Advertisement, 1956

I have seen only the Hobday overprint on the stamp issue shown in the scan.

by Mark Matlach

Pocock Brothers Ltd.

Pocock Brothers Ltd. were boot and shoe manufacturers and retailers in London from 1890. The business was originally established by John Joseph Pocock. Pocock's son Philip joined the company in 1873. When Philip's brother John joined the firm in 1890, Pocock senior retired and the two brothers took control of the business. In 1892 Pocock Brothers had a contract to supply the Metropolitan Police with boots. The company also manufactured footwear for men, women and children, marching boots, mosquito boots for tropical countries and sports footwear including football boots and riding boots. In addition to their shops in London, Pocock Brothers had a number of retail outlets in south east England including shops in Brighton and Sutton. The company traded until at least the 1950s.

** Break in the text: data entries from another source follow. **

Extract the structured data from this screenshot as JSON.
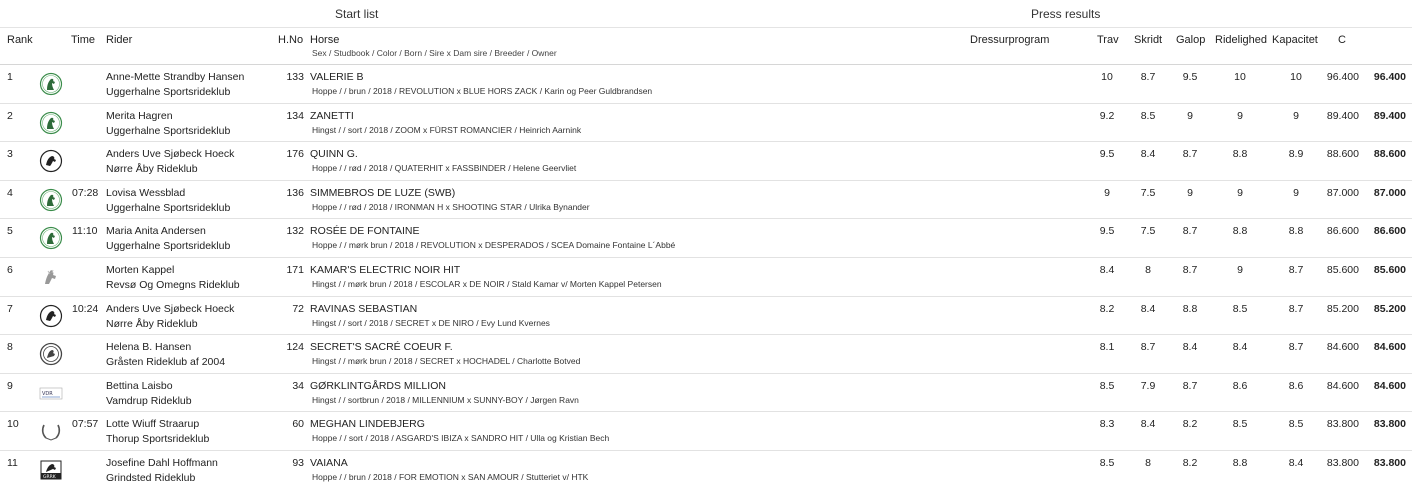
{
  "header": {
    "start_list": "Start list",
    "press_results": "Press results"
  },
  "columns": {
    "rank": "Rank",
    "time": "Time",
    "rider": "Rider",
    "hno": "H.No",
    "horse": "Horse",
    "horse_sub": "Sex / Studbook / Color / Born / Sire x Dam sire / Breeder / Owner",
    "program": "Dressurprogram",
    "trav": "Trav",
    "skridt": "Skridt",
    "galop": "Galop",
    "ridelighed": "Ridelighed",
    "kapacitet": "Kapacitet",
    "c": "C"
  },
  "rows": [
    {
      "rank": "1",
      "time": "",
      "logo": "uggerhalne-logo",
      "rider": "Anne-Mette Strandby Hansen",
      "club": "Uggerhalne Sportsrideklub",
      "hno": "133",
      "horse": "VALERIE B",
      "info": "Hoppe / / brun / 2018 / REVOLUTION x BLUE HORS ZACK / Karin og Peer Guldbrandsen",
      "trav": "10",
      "skridt": "8.7",
      "galop": "9.5",
      "ridelighed": "10",
      "kapacitet": "10",
      "pct": "96.400",
      "total": "96.400"
    },
    {
      "rank": "2",
      "time": "",
      "logo": "uggerhalne-logo",
      "rider": "Merita Hagren",
      "club": "Uggerhalne Sportsrideklub",
      "hno": "134",
      "horse": "ZANETTI",
      "info": "Hingst / / sort / 2018 / ZOOM x FÜRST ROMANCIER / Heinrich Aarnink",
      "trav": "9.2",
      "skridt": "8.5",
      "galop": "9",
      "ridelighed": "9",
      "kapacitet": "9",
      "pct": "89.400",
      "total": "89.400"
    },
    {
      "rank": "3",
      "time": "",
      "logo": "norre-aaby-logo",
      "rider": "Anders Uve Sjøbeck Hoeck",
      "club": "Nørre Åby Rideklub",
      "hno": "176",
      "horse": "QUINN G.",
      "info": "Hoppe / / rød / 2018 / QUATERHIT x FASSBINDER / Helene Geervliet",
      "trav": "9.5",
      "skridt": "8.4",
      "galop": "8.7",
      "ridelighed": "8.8",
      "kapacitet": "8.9",
      "pct": "88.600",
      "total": "88.600"
    },
    {
      "rank": "4",
      "time": "07:28",
      "logo": "uggerhalne-logo",
      "rider": "Lovisa Wessblad",
      "club": "Uggerhalne Sportsrideklub",
      "hno": "136",
      "horse": "SIMMEBROS DE LUZE (SWB)",
      "info": "Hoppe / / rød / 2018 / IRONMAN H x SHOOTING STAR / Ulrika Bynander",
      "trav": "9",
      "skridt": "7.5",
      "galop": "9",
      "ridelighed": "9",
      "kapacitet": "9",
      "pct": "87.000",
      "total": "87.000"
    },
    {
      "rank": "5",
      "time": "11:10",
      "logo": "uggerhalne-logo",
      "rider": "Maria Anita Andersen",
      "club": "Uggerhalne Sportsrideklub",
      "hno": "132",
      "horse": "ROSÉE DE FONTAINE",
      "info": "Hoppe / / mørk brun / 2018 / REVOLUTION x DESPERADOS / SCEA Domaine Fontaine L´Abbé",
      "trav": "9.5",
      "skridt": "7.5",
      "galop": "8.7",
      "ridelighed": "8.8",
      "kapacitet": "8.8",
      "pct": "86.600",
      "total": "86.600"
    },
    {
      "rank": "6",
      "time": "",
      "logo": "revso-logo",
      "rider": "Morten Kappel",
      "club": "Revsø Og Omegns Rideklub",
      "hno": "171",
      "horse": "KAMAR'S ELECTRIC NOIR HIT",
      "info": "Hingst / / mørk brun / 2018 / ESCOLAR x DE NOIR / Stald Kamar v/ Morten Kappel Petersen",
      "trav": "8.4",
      "skridt": "8",
      "galop": "8.7",
      "ridelighed": "9",
      "kapacitet": "8.7",
      "pct": "85.600",
      "total": "85.600"
    },
    {
      "rank": "7",
      "time": "10:24",
      "logo": "norre-aaby-logo",
      "rider": "Anders Uve Sjøbeck Hoeck",
      "club": "Nørre Åby Rideklub",
      "hno": "72",
      "horse": "RAVINAS SEBASTIAN",
      "info": "Hingst / / sort / 2018 / SECRET x DE NIRO / Evy Lund Kvernes",
      "trav": "8.2",
      "skridt": "8.4",
      "galop": "8.8",
      "ridelighed": "8.5",
      "kapacitet": "8.7",
      "pct": "85.200",
      "total": "85.200"
    },
    {
      "rank": "8",
      "time": "",
      "logo": "grasten-logo",
      "rider": "Helena B. Hansen",
      "club": "Gråsten Rideklub af 2004",
      "hno": "124",
      "horse": "SECRET'S SACRÉ COEUR F.",
      "info": "Hingst / / mørk brun / 2018 / SECRET x HOCHADEL / Charlotte Botved",
      "trav": "8.1",
      "skridt": "8.7",
      "galop": "8.4",
      "ridelighed": "8.4",
      "kapacitet": "8.7",
      "pct": "84.600",
      "total": "84.600"
    },
    {
      "rank": "9",
      "time": "",
      "logo": "vamdrup-logo",
      "rider": "Bettina Laisbo",
      "club": "Vamdrup Rideklub",
      "hno": "34",
      "horse": "GØRKLINTGÅRDS MILLION",
      "info": "Hingst / / sortbrun / 2018 / MILLENNIUM x SUNNY-BOY / Jørgen Ravn",
      "trav": "8.5",
      "skridt": "7.9",
      "galop": "8.7",
      "ridelighed": "8.6",
      "kapacitet": "8.6",
      "pct": "84.600",
      "total": "84.600"
    },
    {
      "rank": "10",
      "time": "07:57",
      "logo": "thorup-logo",
      "rider": "Lotte Wiuff Straarup",
      "club": "Thorup Sportsrideklub",
      "hno": "60",
      "horse": "MEGHAN LINDEBJERG",
      "info": "Hoppe / / sort / 2018 / ASGARD'S IBIZA x SANDRO HIT / Ulla og Kristian Bech",
      "trav": "8.3",
      "skridt": "8.4",
      "galop": "8.2",
      "ridelighed": "8.5",
      "kapacitet": "8.5",
      "pct": "83.800",
      "total": "83.800"
    },
    {
      "rank": "11",
      "time": "",
      "logo": "grindsted-logo",
      "rider": "Josefine Dahl Hoffmann",
      "club": "Grindsted Rideklub",
      "hno": "93",
      "horse": "VAIANA",
      "info": "Hoppe / / brun / 2018 / FOR EMOTION x SAN AMOUR / Stutteriet v/ HTK",
      "trav": "8.5",
      "skridt": "8",
      "galop": "8.2",
      "ridelighed": "8.8",
      "kapacitet": "8.4",
      "pct": "83.800",
      "total": "83.800"
    }
  ]
}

Advertisement, 1890

Pocock overprints also appear on George VI (SG 488) and Queen Elizabeth (SG 573) stamps.

by Mark Matlach

Sunday, July 1, 2012

R. W. Kennard & Co.

R. W. Kennard & Co. was a manufacturer of cast iron goods such as fireplaces, stove grates, and boilers. The company was established in c.1840 by Robert William Kennard at 67 Upper Thames Street in London.

Robert William Kennard had access to large sums of money through his family's banking connections and he became a prominent figure in Victorian Britain's iron and steel industries. Having invested in the Falkirk Iron Co. in 1830, Kennard formed the Blaenavon Coal & Iron Co. in 1836. He became a significant financier during the railway boom of the 1830s and made his fortune as a director of one of the largest groups promoting railroads in Belgium and France. Kennard went into politics in the 1850s, becoming MP for Newport, Isle of Wight, in 1856. He died in 1870 at the age of seventy-three.

by Mark Matlach

The Society for Promoting Christian Knowledge

The Society for Promoting Christian Knowledge is an Anglican mission agency, founded in 1698 by an Anglican priest called Thomas Bray and a small group of friends. The SPCK is a registered charity in the UK. As a voluntary society, the SPCK has subscribing members who elect a Governing Body of trustees who determine and oversee the implementation of the Society's objectives and policies.

Thomas Bray

The primary concern of the Society's founders was to “counteract the growth of vice and immorality”, which they felt could be best tackled through encouraging education and the production and distribution of Christian literature. Over the years the SPCK has distributed over 30 million books and has provided the means for translating the Book of Common Prayer into more than 200 languages. Throughout the 18th century the SPCK was by far the largest producer of Christian literature in Britain. The range of its output was considerable – from pamphlets aimed at specific groups such as farmers, prisoners and soldiers, exhorting them to improve their way of life, to more general works on subjects such as baptism, Holy Communion and private devotion.

The SPCK currently produces around 80 titles a year. Books range from the academic to the popular, from devotional literature and works on spirituality to books addressing contemporary issues in the Church and society.

I have seen the SPCK overprint only on the 1d Lilac stamp issue, as shown in the scan.

by Mark Matlach

Spreckley, White & Lewis

Spreckley, White, & Lewis was a textiles manufacturer and wholesaler established in London by Thomas Freer Spreckley, Samuel White, and William Lewis. The company's main warehouse was at 13-15 Cannon Street and in the 1850's the business was described as being one of the best-known textile firms in the City.

Apart from the stamp shown (SG172), Spreckley overprints have  been noted on the George V 1d red (SG357), although both seem to be very scarce and hard to find.  

Thomas Freer Spreckley

by Mark Matlach